You need an experienced team in place to ask the right questions and determine to what extent liquidity is a factor when it comes to meeting your goals.
#4: Creating a Legacy
Some wealthy individuals have significant philanthropic goals they want to accomplish. There are many considerations when making substantial legacy gifts. This includes whether future generations of your family will have any influence over the way the donation is used.
Effective financial planning helps you understand what your money can accomplish and what you can realistically afford to do. The planning process provides a sounding board to think through the terms, conditions, and expected outcomes of your philanthropy.
#5: Connecting Wealth Within Families and Across Generations
According to a Williams Group wealth consultancy study, 70% of family wealth is gone by the second generation and 90% is gone by the third.[i]
A planning professional with experience in heritage design can facilitate family meetings and activities that will help build a multi-generational family governance structure and prepare your children and grandchildren for both the financial and non-financial inheritance they will receive.[ii]
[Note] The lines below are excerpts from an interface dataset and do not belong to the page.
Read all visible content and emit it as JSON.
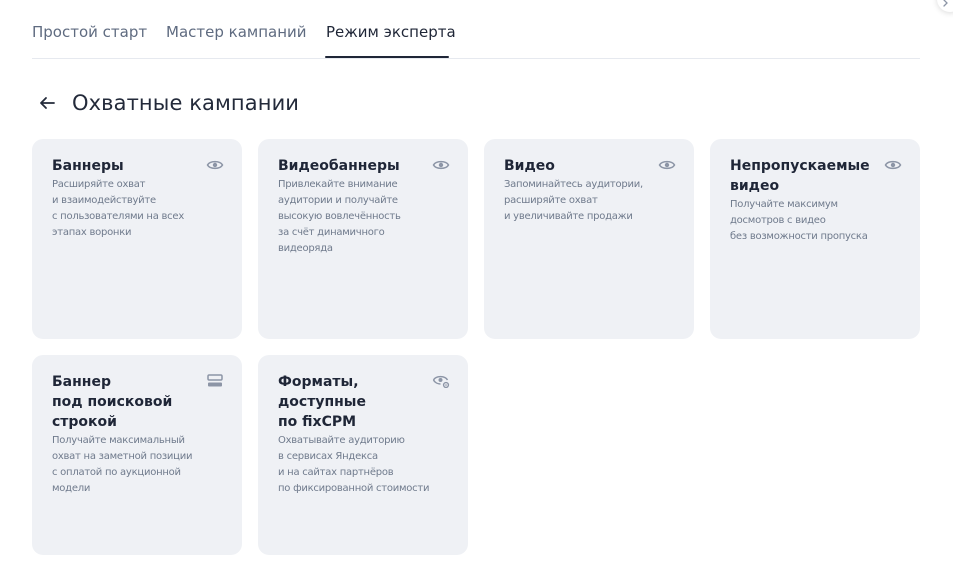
{
  "tabs": [
    {
      "label": "Простой старт"
    },
    {
      "label": "Мастер кампаний"
    },
    {
      "label": "Режим эксперта"
    }
  ],
  "active_tab": "Режим эксперта",
  "heading": {
    "title": "Охватные кампании",
    "back_icon": "arrow-left-icon"
  },
  "cards": [
    {
      "title": "Баннеры",
      "description": "Расширяйте охват\nи взаимодействуйте\nс пользователями на всех\nэтапах воронки",
      "icon": "eye-icon"
    },
    {
      "title": "Видеобаннеры",
      "description": "Привлекайте внимание\nаудитории и получайте\nвысокую вовлечённость\nза счёт динамичного\nвидеоряда",
      "icon": "eye-icon"
    },
    {
      "title": "Видео",
      "description": "Запоминайтесь аудитории,\nрасширяйте охват\nи увеличивайте продажи",
      "icon": "eye-icon"
    },
    {
      "title": "Непропускаемые\nвидео",
      "description": "Получайте максимум\nдосмотров с видео\nбез возможности пропуска",
      "icon": "eye-icon"
    },
    {
      "title": "Баннер\nпод поисковой\nстрокой",
      "description": "Получайте максимальный\nохват на заметной позиции\nс оплатой по аукционной\nмодели",
      "icon": "search-bar-icon"
    },
    {
      "title": "Форматы,\nдоступные\nпо fixCPM",
      "description": "Охватывайте аудиторию\nв сервисах Яндекса\nи на сайтах партнёров\nпо фиксированной стоимости",
      "icon": "eye-settings-icon"
    }
  ],
  "colors": {
    "card_bg": "#eff1f5",
    "icon": "#8c95a6",
    "title": "#1f2637",
    "desc": "#6f7a8c"
  }
}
#6: Minimizing Unexpected Surprises
There are many risks in not having a proper team in place to help prevent unexpected surprises for your family and future generations. Many negative, surprising outcomes can occur when the assets are improperly invested, liquidity constraints aren’t managed, or asset valuations are inaccurate. It could be that the desired legacies, which could be perfectly achievable, do not come to fruition because of ill advised decisions along the way.
We have met with prospective clients who are worth tens of millions of dollars and don’t even have a simple will. These types of details can be “out of sight” and therefore “out of mind.” Until someone asks the right questions and provides a clear path, there’s a risk that it simply won’t get done.
How to Choose The Right Team
Finding professionals that understand the needs of high net worth individuals isn’t always easy. If you have a friend or colleague of similar financial stature who is highly satisfied with his or her advisor, that’s certainly worth exploring. If you have a CPA or an estate attorney you admire and already know performs at a high level, they can be a good source for referrals.
You’ll want to ask questions of the advisors about the types of clients they typically deal with, the services provided, and the matters they’re called upon to resolve frequently. You’ll want to be comfortable that the team you choose is working with other clients that have complex situations like yours. They will be helping you develop your own personal roadmap to reach your most important financial goals, so choose carefully.
The team at the Fiduciary Group works every day to help individuals and families fulfill their life goals. Do you have an idea of what you want to accomplish with your wealth? We’re ready to roll up our sleeves and get to work. Give us a call or reach out anytime.
This article does not represent a specific investment recommendation. No client or prospective client should assume that the above information serves as the receipt of, or a substitute for, personalized individual advice from The Fiduciary Group which can only be provided through a formal advisory relationship. Clients of the firm who have specific questions should contact their The Fiduciary Group advisor. All other inquiries, including a potential advisory relationship The Fiduciary Group, can be directed here.